Second mistake belongs to someone quoted in the Nature article:
But Park says that a researcher’s views on intelligent design cannot be divorced from the tenure decision. Anyone who believes that an intelligent force set the Earth’s location doesn’t understand probability’s role in the Universe, Park argues. Such a person is hardly qualified to teach others about the scientific method. “We’re entrusting the minds of our students to this person,” he says.
That Meyers quotes this can be taken as an endorsement, so my criticism applies to him by association. To say that intelligent design proponents ‘misunderstand’ the role of probability in the Universe is to confuse the two kinds of probability: objective, frequency-distribution probability versus epistemic, degree-of-belief probability.

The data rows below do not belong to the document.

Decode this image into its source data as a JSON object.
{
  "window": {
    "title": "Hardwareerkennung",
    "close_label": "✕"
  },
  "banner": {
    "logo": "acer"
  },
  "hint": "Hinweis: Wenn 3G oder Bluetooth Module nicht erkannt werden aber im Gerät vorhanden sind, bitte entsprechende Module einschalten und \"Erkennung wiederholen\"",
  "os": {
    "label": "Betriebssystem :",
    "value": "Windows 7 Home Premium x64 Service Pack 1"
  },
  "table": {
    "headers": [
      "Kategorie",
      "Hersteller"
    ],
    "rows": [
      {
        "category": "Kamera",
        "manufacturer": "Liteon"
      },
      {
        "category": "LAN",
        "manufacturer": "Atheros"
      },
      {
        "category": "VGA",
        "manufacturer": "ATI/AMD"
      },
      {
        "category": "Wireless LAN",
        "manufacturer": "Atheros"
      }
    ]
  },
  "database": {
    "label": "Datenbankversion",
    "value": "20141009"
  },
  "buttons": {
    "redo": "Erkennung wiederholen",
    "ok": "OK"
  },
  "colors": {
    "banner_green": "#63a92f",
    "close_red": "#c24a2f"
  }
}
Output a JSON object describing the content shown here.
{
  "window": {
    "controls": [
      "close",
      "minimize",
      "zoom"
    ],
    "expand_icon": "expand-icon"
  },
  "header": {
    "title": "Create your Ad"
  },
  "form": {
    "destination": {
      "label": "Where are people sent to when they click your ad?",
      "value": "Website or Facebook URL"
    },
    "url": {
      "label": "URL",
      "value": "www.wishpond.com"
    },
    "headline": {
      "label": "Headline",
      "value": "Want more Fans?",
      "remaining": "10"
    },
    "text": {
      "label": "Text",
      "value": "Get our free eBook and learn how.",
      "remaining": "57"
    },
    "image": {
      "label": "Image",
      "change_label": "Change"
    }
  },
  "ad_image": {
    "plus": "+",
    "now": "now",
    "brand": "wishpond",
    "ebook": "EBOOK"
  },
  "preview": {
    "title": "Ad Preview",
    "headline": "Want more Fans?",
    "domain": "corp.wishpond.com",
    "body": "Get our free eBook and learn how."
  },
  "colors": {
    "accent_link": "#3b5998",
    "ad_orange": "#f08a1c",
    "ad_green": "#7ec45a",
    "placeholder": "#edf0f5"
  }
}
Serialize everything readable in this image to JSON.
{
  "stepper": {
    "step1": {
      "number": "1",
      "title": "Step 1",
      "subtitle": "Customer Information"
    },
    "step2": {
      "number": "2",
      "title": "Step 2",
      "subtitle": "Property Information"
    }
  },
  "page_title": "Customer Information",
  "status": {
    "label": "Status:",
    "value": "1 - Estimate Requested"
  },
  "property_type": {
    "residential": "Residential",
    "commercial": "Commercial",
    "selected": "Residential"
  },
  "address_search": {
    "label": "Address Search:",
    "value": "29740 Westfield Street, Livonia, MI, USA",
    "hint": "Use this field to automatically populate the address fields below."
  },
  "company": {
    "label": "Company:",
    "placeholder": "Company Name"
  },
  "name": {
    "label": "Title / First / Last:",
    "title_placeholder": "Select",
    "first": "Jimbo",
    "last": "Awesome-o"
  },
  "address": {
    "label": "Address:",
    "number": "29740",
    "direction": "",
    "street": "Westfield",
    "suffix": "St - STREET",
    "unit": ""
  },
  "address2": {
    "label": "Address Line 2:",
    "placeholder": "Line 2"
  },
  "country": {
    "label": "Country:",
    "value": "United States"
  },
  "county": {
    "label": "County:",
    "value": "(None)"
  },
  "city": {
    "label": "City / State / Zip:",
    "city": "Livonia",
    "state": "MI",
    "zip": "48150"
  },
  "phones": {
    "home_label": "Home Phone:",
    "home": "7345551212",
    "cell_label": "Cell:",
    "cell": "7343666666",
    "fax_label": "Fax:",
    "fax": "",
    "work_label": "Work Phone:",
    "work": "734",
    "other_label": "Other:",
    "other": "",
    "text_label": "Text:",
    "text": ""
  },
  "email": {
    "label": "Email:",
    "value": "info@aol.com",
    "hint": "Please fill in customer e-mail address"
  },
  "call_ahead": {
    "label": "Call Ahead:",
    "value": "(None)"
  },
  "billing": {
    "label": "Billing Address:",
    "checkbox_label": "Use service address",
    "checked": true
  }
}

We don’t know with certainty that the Universe is random rather than designed. Rather, given our epistemic situation, we assign a very high probability to the randomness of the Universe. But the kind and structure of the Universe predicted by design proponents exactly matches the kind of Universe we do in fact see around us. So it’s not that Gonzalez “doesn’t understand probability’s role in the Universe”; it’s that Gonzalez disagrees with the prevailing orthodoxy about the probability that the Universe is random. To say otherwise is itself a mistake; it is to assign a probability of 0 to a possibility which can only be absolutely excluded on non-scientific grounds.
But, in Meyers defense, he does end by quoting this paragraph from the nature article:
Eli Rosenberg, who chairs Iowa State’s physics department, concedes that Gonzalez’s belief in intelligent design did come up during the tenure process. “I’d be a fool if I said it was not [discussed],” he says. But, he adds, “intelligent design was not a major or even a big factor in this decision.” Four of twelve tenure candidates have been turned down in the past decade, he says. “We are a fairly hard-nosed department.”
If this is so, then everything is hunky-dory; it means there is nothing to see here and and everyone — from Meyers to the Discovery Institute — should be quiet and move along. To say that it is good that Gonzalez was denied tenure — simply because he believes something outside the political mainstream — is itself a wholly political claim that goes against the norms of scientific practice. And it makes Gonzalez an ally and martyr for our real enemies: the non-scientific, wholly political and dishonest ID proponents like the Discovery Institute.
I want to briefly expand that last point and then I’ll stop ranting: we pro-science Darwinians should be trying to drive a wedge between smart people like Gonzalez and the intellectually vacant Discovery Institute contingent. Sometimes the religion versus science debate is framed in terms of reason versus superstition. I think it should be seen in terms of those who think knowledge should reflect truth and those who think it should be a hand-maiden to politics. If Gonzalez is as smart a scientist as his co-workers say he is, is seems to me he should be embraced by our side rather than forced into the arms of the enemy. Even though they disagree about what the truth will likely turn ought to be, Gonzalez, Meyers and Dawkins all probably have more in common with each other about the methods used to find it than Gonzalez has in common with the post-modern, anti-science vultures in the Discovery Institute.